### DATA PROVIDED

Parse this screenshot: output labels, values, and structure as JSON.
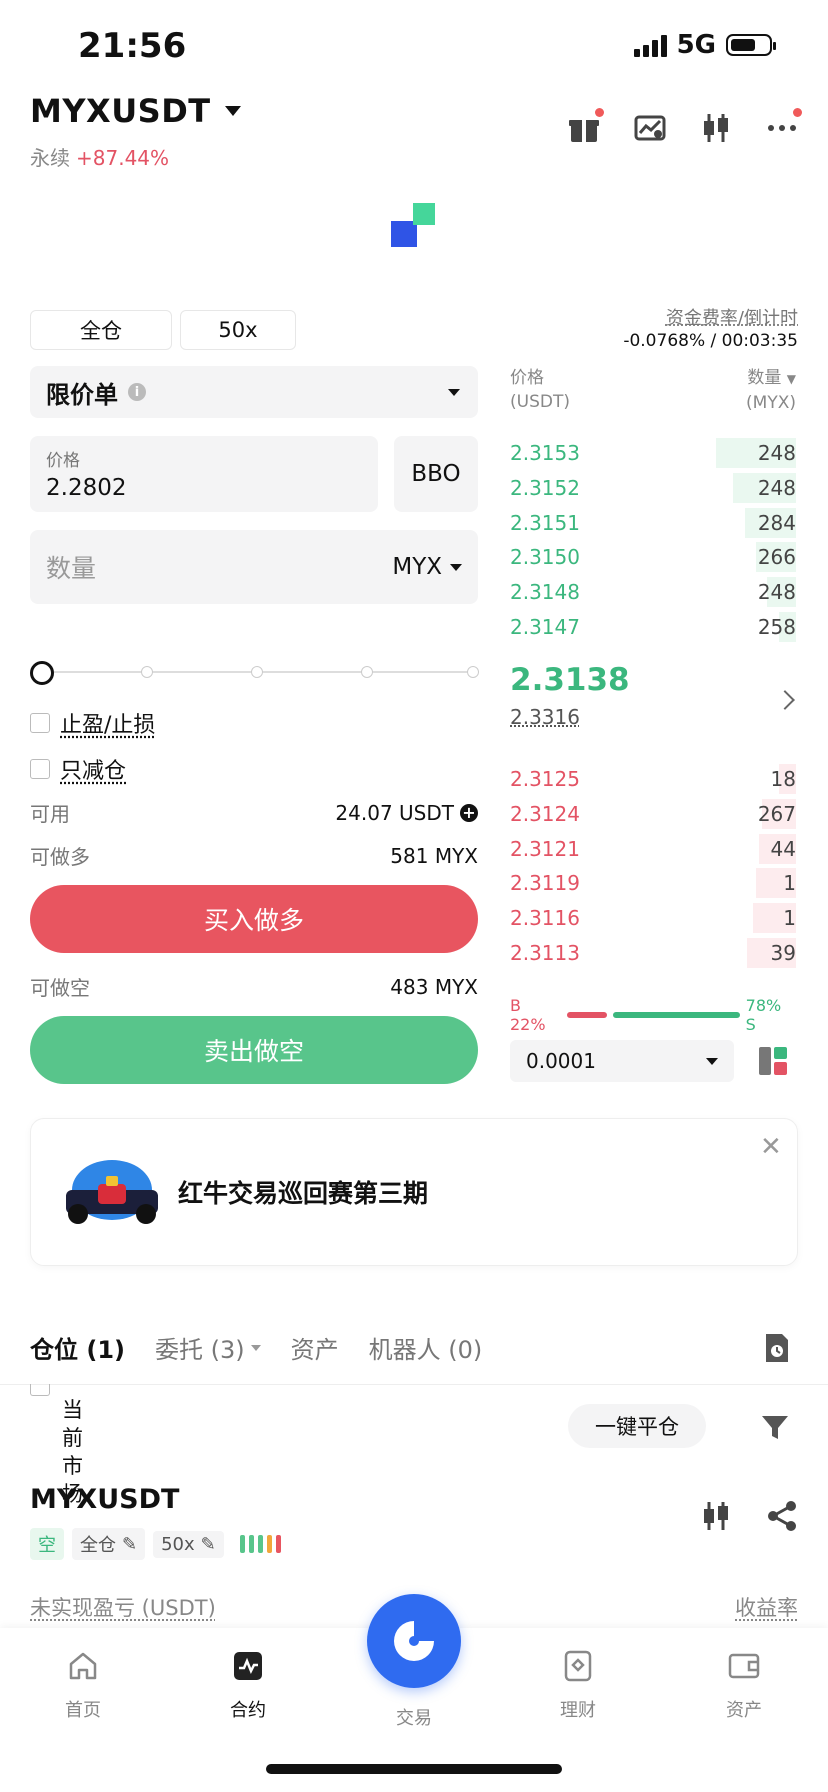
{
  "status_bar": {
    "time": "21:56",
    "network": "5G"
  },
  "header": {
    "pair": "MYXUSDT",
    "contract_type": "永续",
    "change": "+87.44%"
  },
  "order_form": {
    "margin_mode": "全仓",
    "leverage": "50x",
    "order_type": "限价单",
    "price_label": "价格",
    "price_value": "2.2802",
    "bbo_label": "BBO",
    "qty_placeholder": "数量",
    "qty_unit": "MYX",
    "slider_percent": 0,
    "tp_sl_label": "止盈/止损",
    "reduce_only_label": "只减仓",
    "available_label": "可用",
    "available_value": "24.07 USDT",
    "max_long_label": "可做多",
    "max_long_value": "581 MYX",
    "buy_button": "买入做多",
    "max_short_label": "可做空",
    "max_short_value": "483 MYX",
    "sell_button": "卖出做空"
  },
  "funding": {
    "label": "资金费率/倒计时",
    "value": "-0.0768% / 00:03:35"
  },
  "orderbook": {
    "price_header": "价格",
    "price_unit": "(USDT)",
    "qty_header": "数量",
    "qty_unit": "(MYX)",
    "asks": [
      {
        "price": "2.3153",
        "qty": "248",
        "depth": 0.28
      },
      {
        "price": "2.3152",
        "qty": "248",
        "depth": 0.22
      },
      {
        "price": "2.3151",
        "qty": "284",
        "depth": 0.18
      },
      {
        "price": "2.3150",
        "qty": "266",
        "depth": 0.14
      },
      {
        "price": "2.3148",
        "qty": "248",
        "depth": 0.1
      },
      {
        "price": "2.3147",
        "qty": "258",
        "depth": 0.06
      }
    ],
    "last_price": "2.3138",
    "mark_price": "2.3316",
    "bids": [
      {
        "price": "2.3125",
        "qty": "18",
        "depth": 0.06
      },
      {
        "price": "2.3124",
        "qty": "267",
        "depth": 0.12
      },
      {
        "price": "2.3121",
        "qty": "44",
        "depth": 0.13
      },
      {
        "price": "2.3119",
        "qty": "1",
        "depth": 0.14
      },
      {
        "price": "2.3116",
        "qty": "1",
        "depth": 0.15
      },
      {
        "price": "2.3113",
        "qty": "39",
        "depth": 0.17
      }
    ],
    "buy_ratio": "B 22%",
    "sell_ratio": "78% S",
    "precision": "0.0001"
  },
  "banner": {
    "text": "红牛交易巡回赛第三期"
  },
  "positions_tabs": [
    {
      "label": "仓位 (1)",
      "active": true
    },
    {
      "label": "委托 (3)",
      "active": false
    },
    {
      "label": "资产",
      "active": false
    },
    {
      "label": "机器人 (0)",
      "active": false
    }
  ],
  "positions": {
    "current_market_label": "当前市场",
    "close_all": "一键平仓",
    "pair": "MYXUSDT",
    "side_tag": "空",
    "margin_tag": "全仓",
    "leverage_tag": "50x",
    "unrealized_label": "未实现盈亏 (USDT)",
    "yield_label": "收益率"
  },
  "bottom_nav": [
    {
      "label": "首页",
      "active": false
    },
    {
      "label": "合约",
      "active": true
    },
    {
      "label": "交易",
      "active": false
    },
    {
      "label": "理财",
      "active": false
    },
    {
      "label": "资产",
      "active": false
    }
  ],
  "colors": {
    "buy": "#e85560",
    "sell": "#58c58b",
    "ask_text": "#3bb77e",
    "bid_text": "#e35364",
    "accent": "#2f6bf0"
  }
}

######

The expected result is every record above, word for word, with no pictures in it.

* [OUTPUT]
Parse this screenshot: output labels, values, and structure as JSON.
{
  "status_bar": {
    "time": "21:56",
    "network": "5G"
  },
  "header": {
    "pair": "MYXUSDT",
    "contract_type": "永续",
    "change": "+87.44%"
  },
  "order_form": {
    "margin_mode": "全仓",
    "leverage": "50x",
    "order_type": "限价单",
    "price_label": "价格",
    "price_value": "2.2802",
    "bbo_label": "BBO",
    "qty_placeholder": "数量",
    "qty_unit": "MYX",
    "slider_percent": 0,
    "tp_sl_label": "止盈/止损",
    "reduce_only_label": "只减仓",
    "available_label": "可用",
    "available_value": "24.07 USDT",
    "max_long_label": "可做多",
    "max_long_value": "581 MYX",
    "buy_button": "买入做多",
    "max_short_label": "可做空",
    "max_short_value": "483 MYX",
    "sell_button": "卖出做空"
  },
  "funding": {
    "label": "资金费率/倒计时",
    "value": "-0.0768% / 00:03:35"
  },
  "orderbook": {
    "price_header": "价格",
    "price_unit": "(USDT)",
    "qty_header": "数量",
    "qty_unit": "(MYX)",
    "asks": [
      {
        "price": "2.3153",
        "qty": "248",
        "depth": 0.28
      },
      {
        "price": "2.3152",
        "qty": "248",
        "depth": 0.22
      },
      {
        "price": "2.3151",
        "qty": "284",
        "depth": 0.18
      },
      {
        "price": "2.3150",
        "qty": "266",
        "depth": 0.14
      },
      {
        "price": "2.3148",
        "qty": "248",
        "depth": 0.1
      },
      {
        "price": "2.3147",
        "qty": "258",
        "depth": 0.06
      }
    ],
    "last_price": "2.3138",
    "mark_price": "2.3316",
    "bids": [
      {
        "price": "2.3125",
        "qty": "18",
        "depth": 0.06
      },
      {
        "price": "2.3124",
        "qty": "267",
        "depth": 0.12
      },
      {
        "price": "2.3121",
        "qty": "44",
        "depth": 0.13
      },
      {
        "price": "2.3119",
        "qty": "1",
        "depth": 0.14
      },
      {
        "price": "2.3116",
        "qty": "1",
        "depth": 0.15
      },
      {
        "price": "2.3113",
        "qty": "39",
        "depth": 0.17
      }
    ],
    "buy_ratio": "B 22%",
    "sell_ratio": "78% S",
    "precision": "0.0001"
  },
  "banner": {
    "text": "红牛交易巡回赛第三期"
  },
  "positions_tabs": [
    {
      "label": "仓位 (1)",
      "active": true
    },
    {
      "label": "委托 (3)",
      "active": false
    },
    {
      "label": "资产",
      "active": false
    },
    {
      "label": "机器人 (0)",
      "active": false
    }
  ],
  "positions": {
    "current_market_label": "当前市场",
    "close_all": "一键平仓",
    "pair": "MYXUSDT",
    "side_tag": "空",
    "margin_tag": "全仓",
    "leverage_tag": "50x",
    "unrealized_label": "未实现盈亏 (USDT)",
    "yield_label": "收益率"
  },
  "bottom_nav": [
    {
      "label": "首页",
      "active": false
    },
    {
      "label": "合约",
      "active": true
    },
    {
      "label": "交易",
      "active": false
    },
    {
      "label": "理财",
      "active": false
    },
    {
      "label": "资产",
      "active": false
    }
  ],
  "colors": {
    "buy": "#e85560",
    "sell": "#58c58b",
    "ask_text": "#3bb77e",
    "bid_text": "#e35364",
    "accent": "#2f6bf0"
  }
}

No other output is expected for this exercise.